off tank only until tank is Tank
empty, then re-mix for
additional foam if Three 5-Gallon containers
500 Gallon needed. in a 500 gallon tank = 3%
Tank
For use on hydrocarbon
and polar solvent fires
greater than 50 gallons
Pre-mix in tank and run
off tank until tank is empty,
then re-mix for additional
foam if needed.
F-500 APPLICATION RATES
TROUBLESHOOTING

1) Make sure nozzle is always FULLY opened during operation.


2) Assure that nozzle and eductor GPM settings are equal.
3) Check for kinks in hose lines.
4) Check for adequate pump pressure.
5) Check for air-tight seal around pick-up tube/hose
connections.
6) Check for kinks or blockage in pick-up tube and hose lines
7) Check metering valve to make sure it is open
8) Check for clogged nozzle.
9) Is nozzle elevated too high above eductor
10) Check the check ball (listen for rattle, look for flow into
concentrate bucket).
GASAHOLS-MTBE-OTHER
OXYGENATED FUEL SOURCES

METHANOL
ETHANOL

MTBE-METHYL TERTIARY BUTYL ETHER -> made from isobutylene, a refinery


waste product which is normally recycled or burned, and methanol which
is produced from natural gas. It now has the
largest share of the oxygenate market.

TERTIARY AMYL METHYL ETHER (TAME),

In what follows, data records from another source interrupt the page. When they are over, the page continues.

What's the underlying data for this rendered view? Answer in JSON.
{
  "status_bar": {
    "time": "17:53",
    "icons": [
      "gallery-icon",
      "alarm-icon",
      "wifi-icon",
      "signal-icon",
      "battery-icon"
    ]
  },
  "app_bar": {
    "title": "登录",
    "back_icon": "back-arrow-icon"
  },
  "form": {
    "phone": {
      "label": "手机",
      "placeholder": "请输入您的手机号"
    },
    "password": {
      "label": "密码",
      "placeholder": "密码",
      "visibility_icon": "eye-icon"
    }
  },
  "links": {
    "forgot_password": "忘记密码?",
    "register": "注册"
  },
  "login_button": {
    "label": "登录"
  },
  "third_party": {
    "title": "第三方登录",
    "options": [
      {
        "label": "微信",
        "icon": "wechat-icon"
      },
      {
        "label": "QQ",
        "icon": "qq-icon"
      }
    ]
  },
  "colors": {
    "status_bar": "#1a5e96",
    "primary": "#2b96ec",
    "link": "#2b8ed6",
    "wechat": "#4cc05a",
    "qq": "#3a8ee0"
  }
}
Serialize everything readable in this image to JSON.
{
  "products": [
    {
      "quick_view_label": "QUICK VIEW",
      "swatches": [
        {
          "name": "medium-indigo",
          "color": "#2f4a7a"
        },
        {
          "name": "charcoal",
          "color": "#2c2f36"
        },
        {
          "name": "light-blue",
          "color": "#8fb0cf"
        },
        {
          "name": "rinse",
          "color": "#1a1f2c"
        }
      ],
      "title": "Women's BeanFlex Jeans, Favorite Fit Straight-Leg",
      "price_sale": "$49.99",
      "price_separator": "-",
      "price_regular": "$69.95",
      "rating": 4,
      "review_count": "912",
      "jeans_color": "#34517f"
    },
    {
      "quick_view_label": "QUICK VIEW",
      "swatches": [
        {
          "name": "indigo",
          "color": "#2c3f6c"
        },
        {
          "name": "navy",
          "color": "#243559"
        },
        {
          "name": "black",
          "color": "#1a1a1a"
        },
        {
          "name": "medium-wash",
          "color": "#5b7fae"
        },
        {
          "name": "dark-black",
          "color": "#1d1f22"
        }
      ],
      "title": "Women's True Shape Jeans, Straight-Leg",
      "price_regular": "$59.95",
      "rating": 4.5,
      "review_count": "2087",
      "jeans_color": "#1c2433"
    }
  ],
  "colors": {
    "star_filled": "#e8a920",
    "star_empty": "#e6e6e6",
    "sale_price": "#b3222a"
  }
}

As long as the mixture is not
ETHYL TERTIARY BUTYL ETHER (ETBE) greater than 10 %, use standard
hydrocarbon percentages of
DI-ISOPROPYL ETHER (DIPE). foam concentrate